The facility is operated by Zebra Centre, a non-profit organization responsible for addressing the integral tasks associated with supporting victims and families. It provides information and ongoing support through the criminal justice process, including court preparation and referrals to counseling and other important community services. Zebra partners include the Stollery Children’s Hospital Child & Adolescent Centre and the Crown Prosecutors Office.

Specially trained volunteers play a crucial role and provide many support services – everything from welcoming new families to accompanying children to court.

Children who have been victimized and their loved ones are interviewed by a trained forensic interviewer and gain access to the supports Zebra offers. Approximately 40 per cent of the Zebra files investigated by police result in criminal charges being laid.

{A child-friendly place}

The Zebra team is very proud of the child-friendly centre, including the warm and inviting interview room.

“Having child-friendly interview rooms results in the child being able to relax and provide us with the crucial information we require as part of our investigations,” said Henderson.

Younger children typically start their interview sitting in an armchair. In no time you will see the interviewer and child both sitting on the floor having a fact finding, neutral conversation.

“Each interview room features mics that accurately capture small, subdued voices,” explained Henderson.

“Ceiling-mounted cameras record all interviews. In files where charges are laid, these recorded interviews may be played in court. A professional, forensic interview of a child can make all the difference in whether or not a perpetrator can be convicted.”

{Going to court}

When a child must go to court, Zebra staff, volunteers and the Crown Prosecutor “all pull together,” said Henderson. “We go out of our way to ensure the child feels protected, safe and supported at all times.

A few weeks prior to the actual court appearance, the Crown Prosecutor is introduced to the child and family so they’re not facing a stranger. Becoming familiar with them is another important step toward a successful court outcome.

Zebra volunteers prepare children to testify and show them what the courtroom looks like. The child usually testifies from behind a protective screen with two monitors in front of them – one showing the face of the person asking them a question and the other showing their recorded forensic interview.
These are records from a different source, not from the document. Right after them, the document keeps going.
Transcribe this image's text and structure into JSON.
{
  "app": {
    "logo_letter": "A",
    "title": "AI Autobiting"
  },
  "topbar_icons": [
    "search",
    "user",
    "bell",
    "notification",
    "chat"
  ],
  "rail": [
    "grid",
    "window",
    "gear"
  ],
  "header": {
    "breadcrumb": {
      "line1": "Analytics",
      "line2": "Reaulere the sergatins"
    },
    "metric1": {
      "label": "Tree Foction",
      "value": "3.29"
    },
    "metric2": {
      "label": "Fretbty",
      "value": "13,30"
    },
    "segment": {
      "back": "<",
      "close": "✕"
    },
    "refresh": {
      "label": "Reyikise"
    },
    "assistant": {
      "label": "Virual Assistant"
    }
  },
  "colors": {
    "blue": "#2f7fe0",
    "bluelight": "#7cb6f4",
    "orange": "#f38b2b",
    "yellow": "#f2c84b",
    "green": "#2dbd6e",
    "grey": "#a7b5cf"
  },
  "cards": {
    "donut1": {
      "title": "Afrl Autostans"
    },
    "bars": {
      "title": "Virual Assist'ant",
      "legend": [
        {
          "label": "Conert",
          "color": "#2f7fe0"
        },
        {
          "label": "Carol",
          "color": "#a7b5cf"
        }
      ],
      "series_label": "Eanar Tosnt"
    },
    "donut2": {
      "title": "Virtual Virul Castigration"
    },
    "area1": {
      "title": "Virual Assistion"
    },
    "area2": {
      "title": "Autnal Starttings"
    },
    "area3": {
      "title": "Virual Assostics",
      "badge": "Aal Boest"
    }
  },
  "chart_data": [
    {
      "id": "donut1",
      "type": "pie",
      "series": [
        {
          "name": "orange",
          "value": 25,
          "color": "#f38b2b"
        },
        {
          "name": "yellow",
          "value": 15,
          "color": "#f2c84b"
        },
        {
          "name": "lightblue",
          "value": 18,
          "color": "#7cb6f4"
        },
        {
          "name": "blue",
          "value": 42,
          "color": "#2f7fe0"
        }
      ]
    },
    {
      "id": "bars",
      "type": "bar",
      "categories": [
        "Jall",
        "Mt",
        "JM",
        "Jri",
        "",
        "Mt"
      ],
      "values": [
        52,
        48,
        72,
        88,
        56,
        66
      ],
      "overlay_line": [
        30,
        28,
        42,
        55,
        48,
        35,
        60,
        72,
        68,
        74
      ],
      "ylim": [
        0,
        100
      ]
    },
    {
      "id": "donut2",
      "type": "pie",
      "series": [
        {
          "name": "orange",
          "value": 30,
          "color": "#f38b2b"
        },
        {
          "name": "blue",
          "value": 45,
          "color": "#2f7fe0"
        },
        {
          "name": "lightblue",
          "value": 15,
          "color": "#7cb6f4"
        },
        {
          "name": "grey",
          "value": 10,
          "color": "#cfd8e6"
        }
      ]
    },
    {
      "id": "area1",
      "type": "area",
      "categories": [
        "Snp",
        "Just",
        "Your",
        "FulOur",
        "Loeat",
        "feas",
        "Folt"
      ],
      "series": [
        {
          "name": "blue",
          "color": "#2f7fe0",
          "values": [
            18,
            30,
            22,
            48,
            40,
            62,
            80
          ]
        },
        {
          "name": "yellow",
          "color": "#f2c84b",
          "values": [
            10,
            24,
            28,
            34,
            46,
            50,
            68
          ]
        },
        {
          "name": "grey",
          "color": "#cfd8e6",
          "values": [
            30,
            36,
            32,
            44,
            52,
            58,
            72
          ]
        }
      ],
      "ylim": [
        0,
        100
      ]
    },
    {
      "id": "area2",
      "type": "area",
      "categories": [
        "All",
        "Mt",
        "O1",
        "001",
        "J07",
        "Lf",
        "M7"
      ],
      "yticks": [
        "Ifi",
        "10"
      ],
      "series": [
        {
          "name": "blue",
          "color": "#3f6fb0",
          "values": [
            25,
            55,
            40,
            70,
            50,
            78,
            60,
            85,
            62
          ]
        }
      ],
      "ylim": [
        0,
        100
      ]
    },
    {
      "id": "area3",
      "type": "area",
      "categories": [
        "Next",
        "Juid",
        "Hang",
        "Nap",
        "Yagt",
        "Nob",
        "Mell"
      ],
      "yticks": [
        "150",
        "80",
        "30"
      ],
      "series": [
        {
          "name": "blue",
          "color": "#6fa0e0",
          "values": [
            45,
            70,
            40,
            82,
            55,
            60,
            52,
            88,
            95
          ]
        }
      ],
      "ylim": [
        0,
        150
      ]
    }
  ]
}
This is integral in supporting the child and working toward a successful outcome. The child does not have to see the face of the person who abused them unless identity is an issue.

{Satisfying work for detectives}

Interviewing a child takes a lot of patience, kindness and expertise. “There’s no question, it can be challenging to work here,” noted Henderson.

“I’ve been a cop for a long time. I know that when a call about child abuse comes in, not everyone is eager to respond to it. Those calls are tough. Hearing a little one talk about things that no child should ever have to experience isn’t always easy but knowing that we’re making a huge difference in that child’s life is very satisfying . . . it keeps us going.”

{Conviction rate}

The Zebra Centre enjoys an 80 per cent conviction rate in cases which go to trial, with the majority involving a guilty plea by the accused.

“It’s incredibly satisfying to put a perpetrator behind bars. When we’re in court, the entire investigative package, including the child interview, may be presented by the Crown,” noted Henderson. “Defense lawyers end up plea-bargaining with the Crown due to the strength of the child’s credible disclosure interview conducted months earlier at the Zebra Centre.”

Delegations from across the country and around the world have been drawn to the centre because it has a stellar reputation for providing victim support, investigations and successful court outcomes.

The Zebra team shares a strong a commitment to supporting children and their families and putting them on the path to healing.

“Children leave here knowing they are not in trouble and with smiles on their faces and that makes all the difference in the world to us,” Henderson said.

bio

Anne Gray is Senior Communications Specialist at Edmonton Police Service. Contact her at Anne.Gray@edmontonpolice.ca for more information.